What you need to do:
All lines in the data bearing the string "must" should be identified and copied.
[Recorded information — start]
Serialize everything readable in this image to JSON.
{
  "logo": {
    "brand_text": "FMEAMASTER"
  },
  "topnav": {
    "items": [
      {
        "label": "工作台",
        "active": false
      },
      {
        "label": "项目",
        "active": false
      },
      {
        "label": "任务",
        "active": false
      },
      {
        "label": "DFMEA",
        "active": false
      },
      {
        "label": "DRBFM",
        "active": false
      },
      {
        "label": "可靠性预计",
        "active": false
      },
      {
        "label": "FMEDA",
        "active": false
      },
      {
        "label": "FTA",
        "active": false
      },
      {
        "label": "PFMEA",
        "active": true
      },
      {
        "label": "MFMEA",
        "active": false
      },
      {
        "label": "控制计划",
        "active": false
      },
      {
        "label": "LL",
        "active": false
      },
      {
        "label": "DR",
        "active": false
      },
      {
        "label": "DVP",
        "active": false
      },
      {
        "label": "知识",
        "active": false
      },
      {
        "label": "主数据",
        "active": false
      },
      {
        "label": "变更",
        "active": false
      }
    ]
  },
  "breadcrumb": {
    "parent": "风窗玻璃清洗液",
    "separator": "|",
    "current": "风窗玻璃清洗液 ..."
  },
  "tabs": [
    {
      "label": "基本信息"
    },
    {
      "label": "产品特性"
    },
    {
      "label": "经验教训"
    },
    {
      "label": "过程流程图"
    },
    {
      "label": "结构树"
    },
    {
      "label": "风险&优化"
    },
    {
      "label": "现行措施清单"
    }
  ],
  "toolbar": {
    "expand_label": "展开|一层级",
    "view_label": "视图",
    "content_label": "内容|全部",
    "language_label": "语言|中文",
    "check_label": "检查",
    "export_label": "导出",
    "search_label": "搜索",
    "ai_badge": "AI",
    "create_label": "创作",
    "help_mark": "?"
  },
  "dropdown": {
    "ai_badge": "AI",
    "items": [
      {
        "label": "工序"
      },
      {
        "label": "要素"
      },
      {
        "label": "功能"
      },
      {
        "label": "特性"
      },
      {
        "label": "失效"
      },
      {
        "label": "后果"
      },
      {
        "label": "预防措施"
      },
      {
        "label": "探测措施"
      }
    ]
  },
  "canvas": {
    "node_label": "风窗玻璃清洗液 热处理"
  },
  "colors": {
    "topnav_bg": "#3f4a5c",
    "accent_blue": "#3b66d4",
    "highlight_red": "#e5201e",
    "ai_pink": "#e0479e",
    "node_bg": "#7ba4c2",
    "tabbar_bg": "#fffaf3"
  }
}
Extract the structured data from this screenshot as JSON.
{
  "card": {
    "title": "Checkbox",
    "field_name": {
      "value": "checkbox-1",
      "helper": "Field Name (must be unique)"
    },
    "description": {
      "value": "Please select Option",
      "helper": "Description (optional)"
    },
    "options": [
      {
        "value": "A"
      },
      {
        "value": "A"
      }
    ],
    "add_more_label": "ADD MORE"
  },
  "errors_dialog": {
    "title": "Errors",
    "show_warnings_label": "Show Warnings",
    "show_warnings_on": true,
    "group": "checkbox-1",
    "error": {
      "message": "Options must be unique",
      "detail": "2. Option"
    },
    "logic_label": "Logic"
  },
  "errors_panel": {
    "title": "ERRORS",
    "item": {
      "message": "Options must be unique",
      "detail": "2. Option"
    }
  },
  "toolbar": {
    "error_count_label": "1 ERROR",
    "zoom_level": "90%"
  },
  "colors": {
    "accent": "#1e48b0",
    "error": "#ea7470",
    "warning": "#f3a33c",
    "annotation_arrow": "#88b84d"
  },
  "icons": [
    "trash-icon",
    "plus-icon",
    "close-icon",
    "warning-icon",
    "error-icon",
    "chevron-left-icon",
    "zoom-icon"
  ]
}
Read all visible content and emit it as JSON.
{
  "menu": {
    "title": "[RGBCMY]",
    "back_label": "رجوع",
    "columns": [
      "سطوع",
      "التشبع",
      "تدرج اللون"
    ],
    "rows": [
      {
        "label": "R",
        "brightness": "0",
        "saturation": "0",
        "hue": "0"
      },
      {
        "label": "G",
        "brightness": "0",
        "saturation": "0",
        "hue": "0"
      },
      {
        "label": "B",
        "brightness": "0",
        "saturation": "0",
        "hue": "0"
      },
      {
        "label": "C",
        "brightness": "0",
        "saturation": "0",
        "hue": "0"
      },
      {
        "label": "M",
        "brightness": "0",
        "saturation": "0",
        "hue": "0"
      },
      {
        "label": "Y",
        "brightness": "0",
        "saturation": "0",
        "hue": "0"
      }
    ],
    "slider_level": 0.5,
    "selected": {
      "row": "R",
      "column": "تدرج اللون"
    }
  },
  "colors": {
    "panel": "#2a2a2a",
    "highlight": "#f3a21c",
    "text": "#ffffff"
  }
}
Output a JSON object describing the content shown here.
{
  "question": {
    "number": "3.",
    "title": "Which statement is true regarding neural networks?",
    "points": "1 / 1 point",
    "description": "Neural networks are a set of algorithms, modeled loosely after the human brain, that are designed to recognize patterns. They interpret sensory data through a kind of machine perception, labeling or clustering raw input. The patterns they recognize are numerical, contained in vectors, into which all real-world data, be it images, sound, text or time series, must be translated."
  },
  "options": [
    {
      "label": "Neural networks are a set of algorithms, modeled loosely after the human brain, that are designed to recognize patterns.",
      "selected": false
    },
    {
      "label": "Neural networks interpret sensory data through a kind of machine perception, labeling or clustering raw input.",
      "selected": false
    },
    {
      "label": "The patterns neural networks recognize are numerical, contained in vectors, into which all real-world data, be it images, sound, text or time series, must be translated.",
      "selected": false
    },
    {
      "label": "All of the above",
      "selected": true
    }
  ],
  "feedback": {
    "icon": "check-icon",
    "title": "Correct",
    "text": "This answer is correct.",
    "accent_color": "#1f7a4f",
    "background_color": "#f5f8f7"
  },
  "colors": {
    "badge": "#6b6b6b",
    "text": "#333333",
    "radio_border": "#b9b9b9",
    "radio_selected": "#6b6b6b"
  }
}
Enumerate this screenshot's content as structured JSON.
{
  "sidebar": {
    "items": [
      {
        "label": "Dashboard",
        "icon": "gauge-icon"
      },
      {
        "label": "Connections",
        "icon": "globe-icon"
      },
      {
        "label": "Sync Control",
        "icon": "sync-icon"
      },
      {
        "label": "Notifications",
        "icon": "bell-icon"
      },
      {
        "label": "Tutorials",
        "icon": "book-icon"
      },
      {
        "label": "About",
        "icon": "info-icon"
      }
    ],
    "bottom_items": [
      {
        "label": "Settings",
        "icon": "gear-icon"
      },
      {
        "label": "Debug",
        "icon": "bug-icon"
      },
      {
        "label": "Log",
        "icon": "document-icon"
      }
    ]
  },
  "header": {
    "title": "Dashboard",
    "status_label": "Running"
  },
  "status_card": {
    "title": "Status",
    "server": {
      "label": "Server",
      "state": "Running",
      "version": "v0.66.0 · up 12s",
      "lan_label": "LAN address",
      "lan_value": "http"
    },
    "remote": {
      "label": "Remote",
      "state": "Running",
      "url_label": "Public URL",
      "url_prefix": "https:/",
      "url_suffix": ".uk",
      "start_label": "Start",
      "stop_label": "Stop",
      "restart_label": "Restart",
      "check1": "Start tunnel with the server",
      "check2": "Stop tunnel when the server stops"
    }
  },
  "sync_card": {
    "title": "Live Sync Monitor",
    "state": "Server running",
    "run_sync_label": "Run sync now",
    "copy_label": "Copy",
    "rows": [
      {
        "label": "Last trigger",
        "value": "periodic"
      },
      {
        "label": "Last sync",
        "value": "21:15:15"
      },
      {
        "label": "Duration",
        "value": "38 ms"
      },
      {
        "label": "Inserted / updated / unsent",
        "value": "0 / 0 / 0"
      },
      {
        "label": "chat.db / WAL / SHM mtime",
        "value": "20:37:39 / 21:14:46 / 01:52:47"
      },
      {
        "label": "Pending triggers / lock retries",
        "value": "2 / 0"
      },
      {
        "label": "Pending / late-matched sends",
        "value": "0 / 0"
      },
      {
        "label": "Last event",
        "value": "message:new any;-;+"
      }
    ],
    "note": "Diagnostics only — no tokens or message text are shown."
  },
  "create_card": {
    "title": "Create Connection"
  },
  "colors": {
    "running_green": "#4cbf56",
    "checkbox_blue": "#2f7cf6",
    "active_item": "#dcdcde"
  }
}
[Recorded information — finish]
Solved problem:
      "helper": "Field Name (must be unique)"
      "message": "Options must be unique",
      "message": "Options must be unique",
    "description": "Neural networks are a set of algorithms, modeled loosely after the human brain, that are designed to recognize patterns. They interpret sensory data through a kind of machine perception, labeling or clustering raw input. The patterns they recognize are numerical, contained in vectors, into which all real-world data, be it images, sound, text or time series, must be translated."
      "label": "The patterns neural networks recognize are numerical, contained in vectors, into which all real-world data, be it images, sound, text or time series, must be translated.",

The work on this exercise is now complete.